What does this mean for industrial design students? Do not only use student loans to pay for your education! Student loans are useful tools that, historically, have been helpful. As financial regulations change, getting in over your head in debt becomes more risky, and there are no easy backup plans. Be careful!

Student Finances

Looking around yourself at a party, you may see several or even scores of peers relaxing, enjoying themselves, even being just a tad irresponsible. But you can bet that a large portion of them think about their finances and their future careers – to plan, prepare, and start working toward their goals. It does not take a lot of time or consideration to start setting the foundation for an easy life as an industrial designer after college. We’re about to show you how. Sure, people wait to consider their financial obligations all the time. And yes, many of those people end up fighting themselves out of debt.

So why wait? If someone were to give you the option of being stressed beyond all reason for the first three years after college or landing on your feet and successfully dealing with all your financial affairs within two months after receiving your degree, which would you choose? Here’s how to land on your feet.

First, you need to understand your financial situation. Some students are so fearful regarding debts, obligations, or the future that they do not turn to look at reality. As they begin to avoid their responsibilities, they fall into dangerous cycles of procrastination, which hurts grades, achievement, and most important – happiness.

So the first real rule of college is: happiness requires responsibility. Yes, we know you have heard this before, probably from parents. We are not your parents, yet we are saying the same thing, due to the state of the economy, education, and industrial design as a career.
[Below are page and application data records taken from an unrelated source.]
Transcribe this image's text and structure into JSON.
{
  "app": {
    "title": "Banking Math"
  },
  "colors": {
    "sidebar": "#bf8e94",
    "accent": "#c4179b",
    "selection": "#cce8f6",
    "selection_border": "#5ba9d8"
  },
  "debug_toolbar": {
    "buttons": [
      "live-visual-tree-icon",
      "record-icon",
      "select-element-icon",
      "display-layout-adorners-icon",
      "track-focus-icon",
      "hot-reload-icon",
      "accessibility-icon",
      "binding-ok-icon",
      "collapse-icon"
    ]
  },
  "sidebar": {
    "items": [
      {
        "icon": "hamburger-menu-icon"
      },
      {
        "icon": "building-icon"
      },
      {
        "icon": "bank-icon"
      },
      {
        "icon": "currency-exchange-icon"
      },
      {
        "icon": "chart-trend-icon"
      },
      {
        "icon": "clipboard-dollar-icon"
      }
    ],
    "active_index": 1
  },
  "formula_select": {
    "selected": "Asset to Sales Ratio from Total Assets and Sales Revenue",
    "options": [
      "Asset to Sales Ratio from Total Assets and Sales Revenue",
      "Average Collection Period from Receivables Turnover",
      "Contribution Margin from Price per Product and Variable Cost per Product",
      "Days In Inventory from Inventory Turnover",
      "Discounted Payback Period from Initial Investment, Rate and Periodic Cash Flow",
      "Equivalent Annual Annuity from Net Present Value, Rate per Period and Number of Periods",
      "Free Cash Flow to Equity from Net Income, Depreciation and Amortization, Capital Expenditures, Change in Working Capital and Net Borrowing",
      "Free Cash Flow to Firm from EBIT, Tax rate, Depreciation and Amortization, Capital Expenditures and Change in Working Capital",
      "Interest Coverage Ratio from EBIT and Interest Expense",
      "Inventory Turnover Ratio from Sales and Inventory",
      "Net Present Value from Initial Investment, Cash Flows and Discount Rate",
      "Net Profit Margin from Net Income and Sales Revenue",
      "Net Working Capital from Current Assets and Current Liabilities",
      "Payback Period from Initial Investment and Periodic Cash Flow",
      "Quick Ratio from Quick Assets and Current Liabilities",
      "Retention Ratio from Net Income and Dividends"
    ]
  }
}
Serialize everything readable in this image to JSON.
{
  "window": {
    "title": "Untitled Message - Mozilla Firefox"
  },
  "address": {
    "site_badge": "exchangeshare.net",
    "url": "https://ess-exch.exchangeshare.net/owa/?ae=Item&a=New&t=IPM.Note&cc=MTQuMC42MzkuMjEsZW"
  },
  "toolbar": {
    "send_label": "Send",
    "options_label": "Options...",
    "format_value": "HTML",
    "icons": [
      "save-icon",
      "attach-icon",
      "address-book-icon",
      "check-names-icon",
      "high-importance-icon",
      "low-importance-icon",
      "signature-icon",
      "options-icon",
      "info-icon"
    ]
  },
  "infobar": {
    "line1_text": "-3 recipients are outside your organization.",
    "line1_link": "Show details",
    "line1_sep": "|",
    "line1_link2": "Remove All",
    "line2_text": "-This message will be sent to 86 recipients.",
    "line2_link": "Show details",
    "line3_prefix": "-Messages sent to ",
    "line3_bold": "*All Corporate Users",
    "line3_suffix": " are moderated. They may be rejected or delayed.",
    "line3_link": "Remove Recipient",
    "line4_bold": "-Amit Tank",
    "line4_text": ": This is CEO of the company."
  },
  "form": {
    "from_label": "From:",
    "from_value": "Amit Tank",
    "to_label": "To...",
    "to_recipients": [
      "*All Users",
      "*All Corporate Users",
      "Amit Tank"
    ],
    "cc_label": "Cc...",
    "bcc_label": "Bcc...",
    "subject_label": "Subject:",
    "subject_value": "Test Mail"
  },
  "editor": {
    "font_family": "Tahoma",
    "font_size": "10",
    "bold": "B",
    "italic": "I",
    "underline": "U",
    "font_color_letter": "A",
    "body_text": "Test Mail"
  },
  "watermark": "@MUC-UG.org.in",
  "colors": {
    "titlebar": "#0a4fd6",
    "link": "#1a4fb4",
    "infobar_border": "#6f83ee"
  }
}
Knowing that financial flexibility is a huge part of long-term success in the field, we suggest you start considering your debts, assets, and obligations now. Open a dialogue with parents regarding their expectations and their financial commitments to you.

That does not mean you need to wrest control of your college education payments from your parents, but it does entail some involvement. Even if you are not receiving financial aid, it will still improve your self-respect to ask them about their expectations regarding payment after college. Would they support you if you took a low-paying internship in New York in order to gain work experience? Would they be willing to pay for your advanced degree at industrial design schools?

This conversation does not need to take place in a single day. In fact, it would not be effective if it did. Expect to open a dialogue, asserting that you want the best for your future and you want their money to go toward the best possible use.

Once you know what your parents are willing to do to support you in your career, you will be able to start planning steps toward your future. In addition, you may be able to suggest some better ways they could spend their money. For instance, if they are paying full price for your education but are unwilling to pay any more support for a graduate degree in industrial design, you could suggest that you participate in a work – study program now, so that they would support you later, either to pay off student loans after your graduate.

You will also want to consider summer internships at industrial design firms, or possibly positions that continue throughout the year. Taking these positions will advance your career while you are still finishing school. Once you graduate, you will likely be able to skip entry-level positions entirely, or have balanced your educational expertise with some real-world experience. That combination is extremely valuable, preparing the way for an MFA or a lucrative career, whichever you want.